39. B Is the 10 Dimensional Poincaré Group a Coincidence?

Is this a coincidence?
40. I Unitary Representation of Poincaré Group: Classical Relativistic Mechanics

This thread is a shameless self-promotion of a recent work of mine: https://arxiv.org/abs/2105.13882 In the paper an operational version of classical relativistic dynamics (for massive particles) is obtained from an irreducible representation of the Poincaré group. The formalism has kets...
41. Proper Lorentz transformations from group theory?

Hi, I was looking at this derivation https://en.wikipedia.org/wiki/Derivations_of_the_Lorentz_transformations#From_group_postulates and I was wondering 1- where does the group structure come from? The principle of relativity? or viceversa? or what? 2- why only linear transformations? I remember...
42. I Can a group be isomorphic to one of its quotients?

Of course it must be an infinite group, otherwise |G/N|=|G|/|N| and then {e} is the only ( and trivial) solution. I understand there is a result that for every quotient Q:=G/N there is a subgroup H that is isomorphic to Q. Is that the case?
43. Proving Closure and Identity for U(n)

Closure Let a,b ∈U(n). a has no common factor with n (other than 1) b has no common factor with n(,,) So, If ab < n, then ab doesn't have any common factors with n. If ab>n, then for some p,ab-pn < n. Since ab doesn't have any common factor with n, ab-pn can't either. (ab≠ n, because neither a...

50. I Understanding Unfaithful Representations of Z_2 in the Caley Table

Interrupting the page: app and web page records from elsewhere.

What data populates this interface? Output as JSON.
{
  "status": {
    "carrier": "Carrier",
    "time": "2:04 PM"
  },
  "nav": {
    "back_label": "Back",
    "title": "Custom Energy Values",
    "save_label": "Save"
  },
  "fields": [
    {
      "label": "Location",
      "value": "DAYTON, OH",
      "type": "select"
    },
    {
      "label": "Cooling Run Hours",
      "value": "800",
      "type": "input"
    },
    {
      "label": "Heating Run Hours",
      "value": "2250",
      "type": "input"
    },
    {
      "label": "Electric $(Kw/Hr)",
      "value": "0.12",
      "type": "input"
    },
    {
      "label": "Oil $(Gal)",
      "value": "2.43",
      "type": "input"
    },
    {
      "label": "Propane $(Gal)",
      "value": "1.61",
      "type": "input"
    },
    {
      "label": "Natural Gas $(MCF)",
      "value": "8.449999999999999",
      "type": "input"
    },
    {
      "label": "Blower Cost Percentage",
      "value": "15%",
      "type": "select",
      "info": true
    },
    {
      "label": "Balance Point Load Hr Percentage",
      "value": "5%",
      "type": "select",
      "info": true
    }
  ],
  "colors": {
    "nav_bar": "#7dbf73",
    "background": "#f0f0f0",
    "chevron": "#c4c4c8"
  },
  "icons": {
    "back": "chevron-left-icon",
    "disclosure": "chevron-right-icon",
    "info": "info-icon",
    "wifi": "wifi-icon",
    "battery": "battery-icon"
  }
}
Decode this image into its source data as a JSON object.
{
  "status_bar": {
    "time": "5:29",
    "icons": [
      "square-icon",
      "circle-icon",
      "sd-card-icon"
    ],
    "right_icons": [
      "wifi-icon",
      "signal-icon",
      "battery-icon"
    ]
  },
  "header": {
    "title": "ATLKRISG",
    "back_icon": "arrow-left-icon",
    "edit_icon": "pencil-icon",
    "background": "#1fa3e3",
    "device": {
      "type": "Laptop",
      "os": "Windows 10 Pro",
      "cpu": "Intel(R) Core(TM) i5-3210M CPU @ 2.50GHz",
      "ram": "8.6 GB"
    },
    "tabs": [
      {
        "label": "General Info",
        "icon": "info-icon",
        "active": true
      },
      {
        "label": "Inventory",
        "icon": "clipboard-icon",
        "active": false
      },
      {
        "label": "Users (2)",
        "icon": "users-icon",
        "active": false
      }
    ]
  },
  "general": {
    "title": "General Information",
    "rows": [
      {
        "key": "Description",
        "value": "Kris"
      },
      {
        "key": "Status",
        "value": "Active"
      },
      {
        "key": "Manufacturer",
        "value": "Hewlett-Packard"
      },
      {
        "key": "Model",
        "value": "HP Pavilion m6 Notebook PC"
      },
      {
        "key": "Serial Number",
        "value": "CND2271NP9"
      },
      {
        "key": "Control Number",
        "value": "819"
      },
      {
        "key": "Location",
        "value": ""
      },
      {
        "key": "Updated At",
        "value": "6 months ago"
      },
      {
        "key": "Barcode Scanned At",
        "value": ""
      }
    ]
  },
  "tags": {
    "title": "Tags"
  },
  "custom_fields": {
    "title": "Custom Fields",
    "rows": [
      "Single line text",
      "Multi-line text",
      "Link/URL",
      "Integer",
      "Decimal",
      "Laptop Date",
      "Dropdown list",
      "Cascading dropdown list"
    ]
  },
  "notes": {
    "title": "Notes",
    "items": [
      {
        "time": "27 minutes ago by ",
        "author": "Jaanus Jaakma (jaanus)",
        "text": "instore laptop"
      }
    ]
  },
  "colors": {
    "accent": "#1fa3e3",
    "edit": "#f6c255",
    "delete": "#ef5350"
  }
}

Every group needs to have that every element appear only once at each row and each column. But in the case of unfaithful representations of ##Z_2## sometimes we have ##D(e)=1##, ##D(g)=1##. When we write the Caley table we will have that one appears twice in both rows and in both columns. How is...